HP Switches to Morrison Foerster Lawyers in Autonomy SuitElizabeth Amon and Karen Gullo
Hewlett-Packard Co. changed its lawyers in cases brought by investors who are suing over the company’s $8.8 billion writedown related to the acquisition of Autonomy Corp.
Morgan Lewis & Bockius LLP lawyer Robert E. Gooding Jr. and his team have been replaced by Morrison & Foerster LLP’s Darryl P. Rains and Judson E. Lobdell, according to a filing yesterday in federal court in San Francisco.
Hewlett-Packard, the largest personal computer maker, faces shareholder lawsuits stemming from its Nov. 20 announcement that it was taking a multibillion-dollar writedown on the value of British software maker Autonomy, which it agreed to buy for $10.3 billion in 2011.

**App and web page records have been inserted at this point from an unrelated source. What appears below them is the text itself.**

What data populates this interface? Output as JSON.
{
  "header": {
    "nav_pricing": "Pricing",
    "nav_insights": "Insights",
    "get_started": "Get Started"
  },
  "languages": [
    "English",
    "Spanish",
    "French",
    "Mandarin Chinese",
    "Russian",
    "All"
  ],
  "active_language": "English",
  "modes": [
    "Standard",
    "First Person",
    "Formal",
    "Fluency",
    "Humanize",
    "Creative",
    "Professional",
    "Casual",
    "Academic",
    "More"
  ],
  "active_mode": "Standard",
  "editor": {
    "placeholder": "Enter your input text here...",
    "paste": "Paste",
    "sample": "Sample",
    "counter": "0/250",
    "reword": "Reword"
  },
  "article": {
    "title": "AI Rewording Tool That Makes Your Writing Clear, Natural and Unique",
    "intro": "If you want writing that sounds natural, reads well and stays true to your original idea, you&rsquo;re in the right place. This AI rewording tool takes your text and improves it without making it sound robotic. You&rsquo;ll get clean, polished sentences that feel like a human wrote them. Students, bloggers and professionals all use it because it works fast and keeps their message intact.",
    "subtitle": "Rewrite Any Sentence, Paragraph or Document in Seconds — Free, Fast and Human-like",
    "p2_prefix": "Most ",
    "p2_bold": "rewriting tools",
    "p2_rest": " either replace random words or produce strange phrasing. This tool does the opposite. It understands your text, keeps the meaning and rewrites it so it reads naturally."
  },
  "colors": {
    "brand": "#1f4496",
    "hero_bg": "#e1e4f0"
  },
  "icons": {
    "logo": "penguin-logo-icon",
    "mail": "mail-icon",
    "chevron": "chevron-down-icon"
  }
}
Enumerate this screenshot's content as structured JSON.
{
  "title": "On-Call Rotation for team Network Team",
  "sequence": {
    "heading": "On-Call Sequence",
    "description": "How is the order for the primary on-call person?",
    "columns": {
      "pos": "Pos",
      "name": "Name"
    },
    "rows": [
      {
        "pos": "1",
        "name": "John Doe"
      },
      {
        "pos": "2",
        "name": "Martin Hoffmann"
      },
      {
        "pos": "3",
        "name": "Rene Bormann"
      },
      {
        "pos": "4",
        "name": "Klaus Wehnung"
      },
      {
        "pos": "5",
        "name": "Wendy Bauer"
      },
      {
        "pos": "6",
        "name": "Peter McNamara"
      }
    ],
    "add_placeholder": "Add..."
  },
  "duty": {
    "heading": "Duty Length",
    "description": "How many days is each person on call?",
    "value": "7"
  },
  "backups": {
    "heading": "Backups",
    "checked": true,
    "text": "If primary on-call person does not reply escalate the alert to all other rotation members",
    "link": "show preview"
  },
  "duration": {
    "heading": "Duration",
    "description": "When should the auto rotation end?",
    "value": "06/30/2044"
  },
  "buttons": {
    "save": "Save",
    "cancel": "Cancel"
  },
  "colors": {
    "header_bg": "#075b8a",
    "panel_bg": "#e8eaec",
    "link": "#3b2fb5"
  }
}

Rains represented Charles Schwab Corp. in shareholder lawsuits over losses in its YieldPlus Fund. San Francisco partner Lobdell represented Patricia Dunn, former chairwoman of Hewlett-Packard, in a criminal case that was dismissed in 2007 and in related civil litigation.
Morgan Lewis partner Leslie Caldwell said by phone she will continue to serve as Hewlett-Packard’s liaison to federal prosecutors investigating whether Autonomy employees lied about the company’s performance.
More than $5 billion of the writedown was the result of accounting practices at Autonomy, Hewlett-Packard said in November. About $200 million of Autonomy’s revenue had been recorded prematurely or improperly, the company’s general counsel said.
Michael Thacker, a spokesman for Palo Alto, California-based Hewlett-Packard, declined to comment on the replacement of the investor litigation lawyers on behalf of the company and its general counsel’s office.
Jennifer Costa, a spokeswoman for Morgan Lewis, declined to comment on the firm’s replacement.
Rains declined to comment. Lobdell was out of the country and couldn’t immediately be reached. Amy Merriweather, a spokeswoman for Morrison & Foerster, didn’t immediately respond to an e-mail seeking comment.
Morgan Lewis, along with Slaughter and May, advised Autonomy on the original acquisition by Hewlett-Packard. Hewlett-Packard’s legal advisers on the deal included DLA Piper LLP; Freshfields Bruckhaus Deringer LLP; Gibson, Dunn & Crutcher LLP and Skadden, Arps, Slate, Meagher & Flom LLP.
The securities class action case is In Re HP Securities Litigation, 12-cv-5980, and the derivative case is Riccardi v. Lynch, 12-cv-06003, U.S. District Court, Northern District of California (San Francisco).